Guide to Selecting the right Sized Blades for Manual Meat Grinders

Bunny   April 8, 2016   Comments Off on Guide to Selecting the right Sized Blades for Manual Meat Grinders

There’s no better way to know what you’re getting in a pound of ground beef than by grinding it yourself. The right-sized blades for your grinder are listed in the owner’s manual for your meat grinder. They’re mostly fixed in stone. However, you can change the plates on your manual grinder to get coarser or finer grinds for different kinds of meat products.

Coarsest grind

When you’re looking for good chunking meat, you’ll want the coarsest grind you can get out of your manual meat grinder. That means a 3/4-inch plate, which means that the holes are 3/4 inch in diameter. If you’re looking for something just a little finer, the 1/2-inch plate’s perfect for stew meat.

Coarse grind

When you’re talking chili or chorizo, you’re looking at the 3/8-inch plate. But if you want to go all the way down to hamburger, you’d be better off with a 1/4-inch plate, or even something smaller than that.

First grind

Sometimes you’ll want to take your ground meat through your manual grinder twice. That’s common when you’ve got large chunks of meat which you eventually want to end up in sausages. Anytime you’re starting with meat chunks and want to end up with a fine grind, it’s always a good idea to start with a first grind.

The exact size of plate for your first grind’s going to depend on the size of your meat and how fine you’ll eventually want it. However, the plate for the first grind should always be 3/8 inch or larger.

Coarse-medium grind

This is the grind to use when you’re making salami, summer sausage, pepperoni, or bratwurst. It’s also a decent grind for hamburger.

If you want it coarser, go for the 5/16-inch plate. If you want it finer, use a 1/4-inch plate.

Medium grind

Breakfast sausage, Polish sausage, and Italian sausage all go through the medium grind. Once again, so can hamburger.

If you want it coarser, go for the 3/16 inch plate. If you want it finer, use a 5/34-inch plate.
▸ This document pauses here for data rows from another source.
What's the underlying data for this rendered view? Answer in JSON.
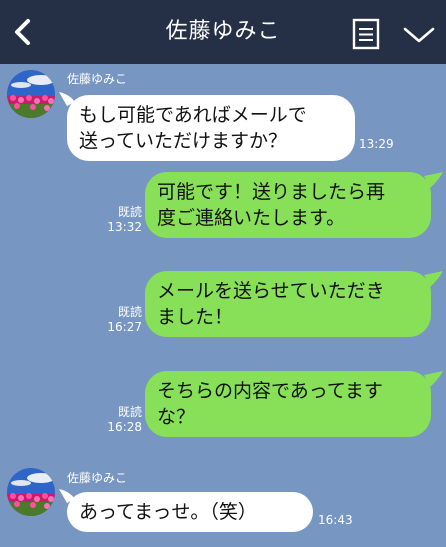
{
  "header": {
    "title": "佐藤ゆみこ",
    "back_icon": "chevron-left-icon",
    "menu_icon": "notes-icon",
    "chevron_icon": "chevron-down-icon"
  },
  "messages": [
    {
      "direction": "incoming",
      "sender": "佐藤ゆみこ",
      "lines": [
        "もし可能であればメールで",
        "送っていただけますか？"
      ],
      "time": "13:29"
    },
    {
      "direction": "outgoing",
      "lines": [
        "可能です！送りましたら再",
        "度ご連絡いたします。"
      ],
      "read": "既読",
      "time": "13:32"
    },
    {
      "direction": "outgoing",
      "lines": [
        "メールを送らせていただき",
        "ました！"
      ],
      "read": "既読",
      "time": "16:27"
    },
    {
      "direction": "outgoing",
      "lines": [
        "そちらの内容であってます",
        "な？"
      ],
      "read": "既読",
      "time": "16:28"
    },
    {
      "direction": "incoming",
      "sender": "佐藤ゆみこ",
      "lines": [
        "あってまっせ。（笑）"
      ],
      "time": "16:43"
    }
  ],
  "colors": {
    "header_bg": "#252f46",
    "chat_bg": "#7796c2",
    "incoming_bubble": "#ffffff",
    "outgoing_bubble": "#88e058"
  }
}
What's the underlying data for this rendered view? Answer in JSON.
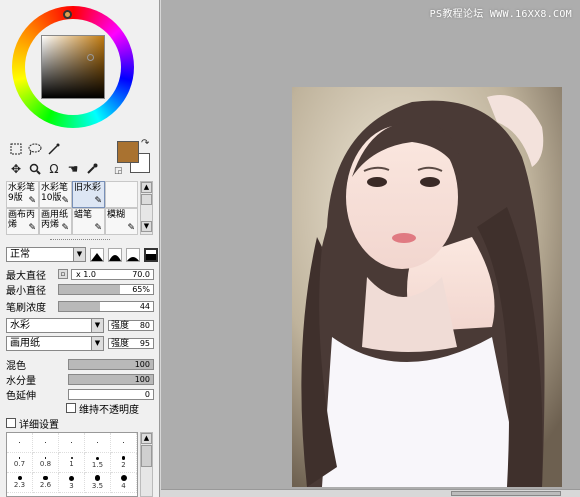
{
  "colors": {
    "main": "#a97230",
    "sub": "#ffffff",
    "accent": "#7890b8"
  },
  "watermark": "PS教程论坛 WWW.16XX8.COM",
  "brushes": [
    {
      "label": "水彩笔9版",
      "selected": false
    },
    {
      "label": "水彩笔10版",
      "selected": false
    },
    {
      "label": "旧水彩",
      "selected": true
    },
    {
      "label": "",
      "selected": false
    },
    {
      "label": "画布丙烯",
      "selected": false
    },
    {
      "label": "画用纸丙烯",
      "selected": false
    },
    {
      "label": "蜡笔",
      "selected": false
    },
    {
      "label": "模糊",
      "selected": false
    }
  ],
  "blend_mode": "正常",
  "params": {
    "max_diameter": {
      "label": "最大直径",
      "multiplier": "x 1.0",
      "value": "70.0"
    },
    "min_diameter": {
      "label": "最小直径",
      "value": "65%",
      "level": 0.65
    },
    "density": {
      "label": "笔刷浓度",
      "value": "44",
      "level": 0.44
    },
    "texture1": {
      "select": "水彩",
      "strength_label": "强度",
      "strength": "80"
    },
    "texture2": {
      "select": "画用纸",
      "strength_label": "强度",
      "strength": "95"
    },
    "blend": {
      "label": "混色",
      "value": "100",
      "level": 1.0
    },
    "water": {
      "label": "水分量",
      "value": "100",
      "level": 1.0
    },
    "extend": {
      "label": "色延伸",
      "value": "0",
      "level": 0.0
    },
    "keep_opacity": "维持不透明度",
    "details": "详细设置"
  },
  "sizes": [
    [
      "",
      "",
      "",
      "",
      ""
    ],
    [
      "0.7",
      "0.8",
      "1",
      "1.5",
      "2"
    ],
    [
      "2.3",
      "2.6",
      "3",
      "3.5",
      "4"
    ]
  ]
}
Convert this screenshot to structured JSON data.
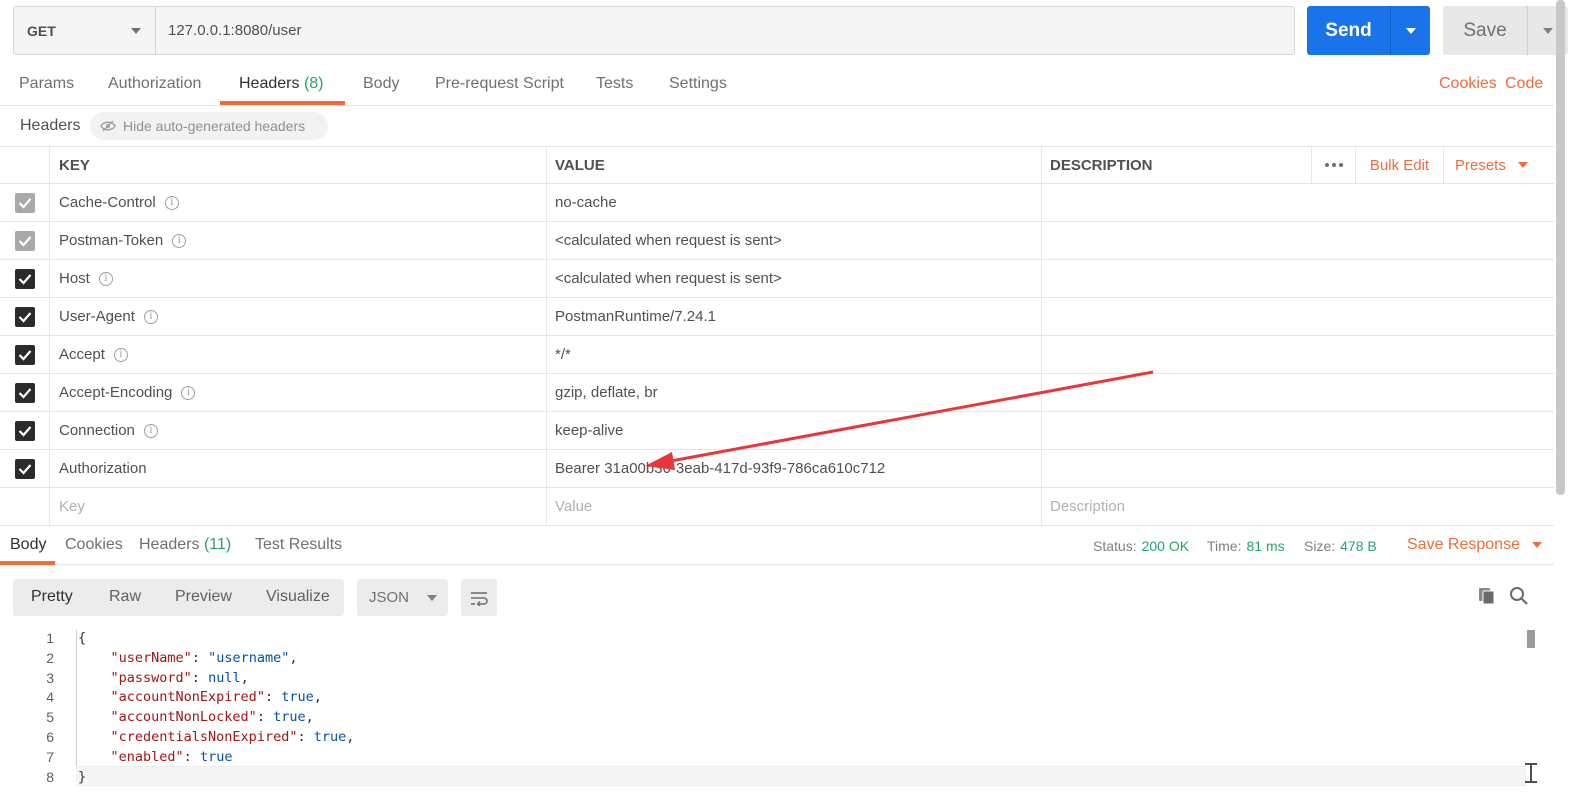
{
  "request": {
    "method": "GET",
    "url": "127.0.0.1:8080/user",
    "send_label": "Send",
    "save_label": "Save"
  },
  "tabs": [
    {
      "label": "Params"
    },
    {
      "label": "Authorization"
    },
    {
      "label": "Headers",
      "count": "(8)"
    },
    {
      "label": "Body"
    },
    {
      "label": "Pre-request Script"
    },
    {
      "label": "Tests"
    },
    {
      "label": "Settings"
    }
  ],
  "tab_links": {
    "cookies": "Cookies",
    "code": "Code"
  },
  "headers_bar": {
    "label": "Headers",
    "hide_btn": "Hide auto-generated headers"
  },
  "headers_table": {
    "col_key": "KEY",
    "col_value": "VALUE",
    "col_desc": "DESCRIPTION",
    "bulk_edit": "Bulk Edit",
    "presets": "Presets",
    "rows": [
      {
        "key": "Cache-Control",
        "value": "no-cache",
        "checked": "auto"
      },
      {
        "key": "Postman-Token",
        "value": "<calculated when request is sent>",
        "checked": "auto"
      },
      {
        "key": "Host",
        "value": "<calculated when request is sent>",
        "checked": "true"
      },
      {
        "key": "User-Agent",
        "value": "PostmanRuntime/7.24.1",
        "checked": "true"
      },
      {
        "key": "Accept",
        "value": "*/*",
        "checked": "true"
      },
      {
        "key": "Accept-Encoding",
        "value": "gzip, deflate, br",
        "checked": "true"
      },
      {
        "key": "Connection",
        "value": "keep-alive",
        "checked": "true"
      },
      {
        "key": "Authorization",
        "value": "Bearer 31a00b30-3eab-417d-93f9-786ca610c712",
        "checked": "true"
      }
    ],
    "placeholder": {
      "key": "Key",
      "value": "Value",
      "desc": "Description"
    }
  },
  "response": {
    "tabs": [
      {
        "label": "Body"
      },
      {
        "label": "Cookies"
      },
      {
        "label": "Headers",
        "count": "(11)"
      },
      {
        "label": "Test Results"
      }
    ],
    "status_label": "Status:",
    "status": "200 OK",
    "time_label": "Time:",
    "time": "81 ms",
    "size_label": "Size:",
    "size": "478 B",
    "save_response": "Save Response",
    "view_modes": [
      "Pretty",
      "Raw",
      "Preview",
      "Visualize"
    ],
    "format": "JSON",
    "code_lines": [
      {
        "n": "1",
        "html": "{"
      },
      {
        "n": "2",
        "key": "\"userName\"",
        "val": "\"username\"",
        "vtype": "s",
        "comma": ","
      },
      {
        "n": "3",
        "key": "\"password\"",
        "val": "null",
        "vtype": "kw",
        "comma": ","
      },
      {
        "n": "4",
        "key": "\"accountNonExpired\"",
        "val": "true",
        "vtype": "kw",
        "comma": ","
      },
      {
        "n": "5",
        "key": "\"accountNonLocked\"",
        "val": "true",
        "vtype": "kw",
        "comma": ","
      },
      {
        "n": "6",
        "key": "\"credentialsNonExpired\"",
        "val": "true",
        "vtype": "kw",
        "comma": ","
      },
      {
        "n": "7",
        "key": "\"enabled\"",
        "val": "true",
        "vtype": "kw",
        "comma": ""
      },
      {
        "n": "8",
        "html": "}"
      }
    ]
  },
  "colors": {
    "accent": "#f26b3a",
    "send": "#1a73e8",
    "success": "#2aa36b",
    "annotation_arrow": "#e8373b"
  },
  "icons": [
    "chevron-down-icon",
    "eye-off-icon",
    "info-icon",
    "checkbox-icon",
    "more-icon",
    "wrap-icon",
    "copy-icon",
    "search-icon"
  ]
}
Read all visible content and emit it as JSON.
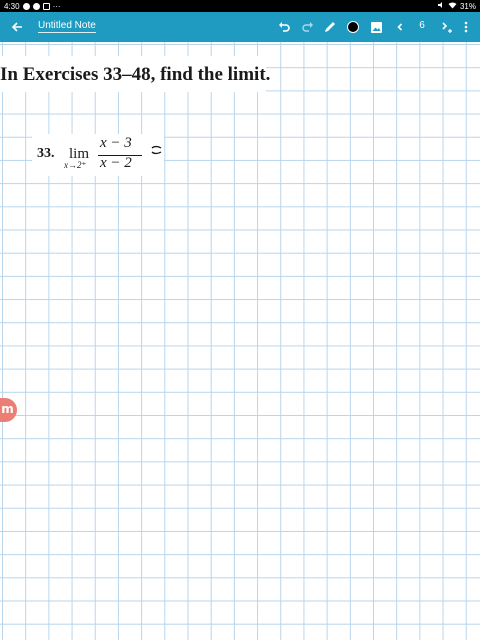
{
  "status_bar": {
    "time": "4:30",
    "extra": "···",
    "battery": "31%"
  },
  "toolbar": {
    "title": "Untitled Note",
    "page_number": "6",
    "accent_color": "#1f9bc2",
    "pen_color": "#000000",
    "icons": [
      "back-arrow-icon",
      "undo-icon",
      "redo-icon",
      "pen-icon",
      "color-dot-icon",
      "image-icon",
      "chevron-left-icon",
      "chevron-right-add-icon",
      "more-vert-icon"
    ]
  },
  "note": {
    "heading": "In Exercises 33–48, find the limit.",
    "exercise": {
      "number": "33.",
      "lim": "lim",
      "subscript": "x→2⁺",
      "numerator": "x − 3",
      "denominator": "x − 2"
    },
    "grid_color": "#b9d5ec"
  },
  "side_badge": {
    "letter": "m",
    "color": "#ec7f73"
  }
}
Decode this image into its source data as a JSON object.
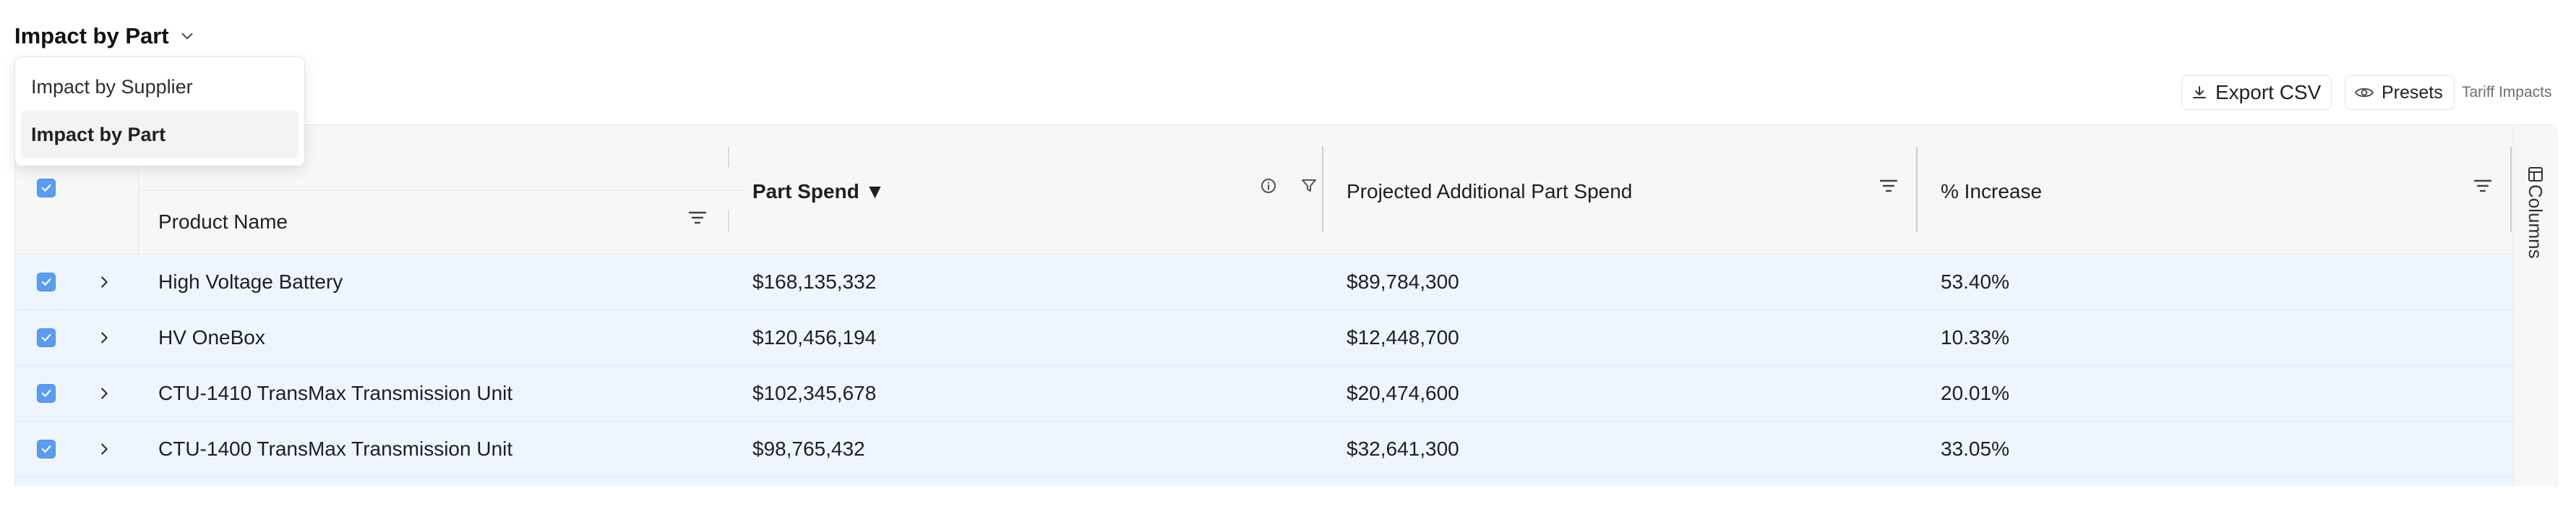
{
  "header": {
    "title": "Impact by Part",
    "view_options": [
      "Impact by Supplier",
      "Impact by Part"
    ],
    "selected_view": "Impact by Part"
  },
  "toolbar": {
    "export_label": "Export CSV",
    "presets_label": "Presets",
    "breadcrumb": "Tariff Impacts"
  },
  "table": {
    "columns": {
      "product": "Product Name",
      "spend": "Part Spend",
      "projected": "Projected Additional Part Spend",
      "increase": "% Increase"
    },
    "sort_indicator": "▼",
    "side_panel_label": "Columns",
    "rows": [
      {
        "name": "High Voltage Battery",
        "spend": "$168,135,332",
        "projected": "$89,784,300",
        "increase": "53.40%"
      },
      {
        "name": "HV OneBox",
        "spend": "$120,456,194",
        "projected": "$12,448,700",
        "increase": "10.33%"
      },
      {
        "name": "CTU-1410 TransMax Transmission Unit",
        "spend": "$102,345,678",
        "projected": "$20,474,600",
        "increase": "20.01%"
      },
      {
        "name": "CTU-1400 TransMax Transmission Unit",
        "spend": "$98,765,432",
        "projected": "$32,641,300",
        "increase": "33.05%"
      }
    ]
  },
  "colors": {
    "accent": "#5b9cf0",
    "row_selected_bg": "#eff5fe",
    "header_bg": "#f7f7f8"
  }
}
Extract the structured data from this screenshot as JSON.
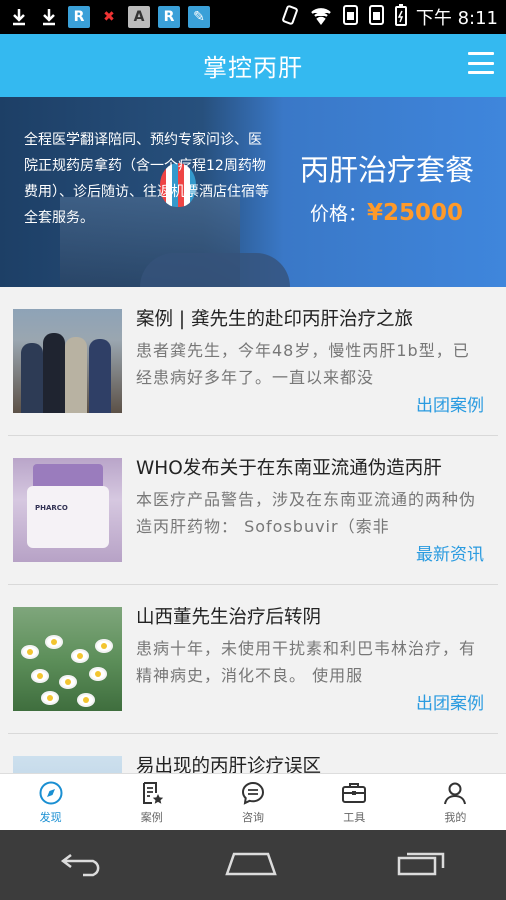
{
  "status_bar": {
    "time": "下午 8:11",
    "left_icons": [
      "download-icon",
      "download-icon",
      "r-app-icon",
      "gift-icon",
      "a-app-icon",
      "r-app-icon",
      "feather-icon"
    ],
    "right_icons": [
      "vibrate-icon",
      "wifi-icon",
      "sim-icon",
      "sim-icon",
      "battery-charging-icon"
    ]
  },
  "header": {
    "title": "掌控丙肝",
    "menu_icon": "menu-icon"
  },
  "banner": {
    "description": "全程医学翻译陪同、预约专家问诊、医院正规药房拿药（含一个疗程12周药物费用）、诊后随访、往返机票酒店住宿等全套服务。",
    "package_title": "丙肝治疗套餐",
    "price_label": "价格：",
    "price_value": "¥25000"
  },
  "articles": [
    {
      "title": "案例 | 龚先生的赴印丙肝治疗之旅",
      "description": "患者龚先生，今年48岁，慢性丙肝1b型，已经患病好多年了。一直以来都没",
      "tag": "出团案例"
    },
    {
      "title": "WHO发布关于在东南亚流通伪造丙肝",
      "description": "本医疗产品警告，涉及在东南亚流通的两种伪造丙肝药物： Sofosbuvir（索非",
      "tag": "最新资讯",
      "thumb_text": "PHARCO"
    },
    {
      "title": "山西董先生治疗后转阴",
      "description": "患病十年，未使用干扰素和利巴韦林治疗，有精神病史，消化不良。 使用服",
      "tag": "出团案例"
    },
    {
      "title": "易出现的丙肝诊疗误区",
      "description": "",
      "tag": ""
    }
  ],
  "tabs": [
    {
      "label": "发现",
      "icon": "compass-icon",
      "active": true
    },
    {
      "label": "案例",
      "icon": "document-star-icon",
      "active": false
    },
    {
      "label": "咨询",
      "icon": "chat-bubble-icon",
      "active": false
    },
    {
      "label": "工具",
      "icon": "briefcase-icon",
      "active": false
    },
    {
      "label": "我的",
      "icon": "person-icon",
      "active": false
    }
  ],
  "nav": {
    "icons": [
      "back-icon",
      "home-icon",
      "recents-icon"
    ]
  },
  "colors": {
    "header": "#34b9f0",
    "accent": "#2a9be0",
    "price": "#ff9a2a"
  }
}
Fine grind

This grind’s what you want to use for bologna, wieners, and those beef jerky sticks you see all the time in convenience stores. And yes, you can make hamburger with this one too.

Your basic fine grind comes from a 1/8 inch plate. If you want it super-fine, use a 3/32-inch plate.


You’ve generally got a choice between stainless steel plates and carbon steel plates. Stainless steel lasts longer. But don’t be fooled by the name. Stainless steel can rust!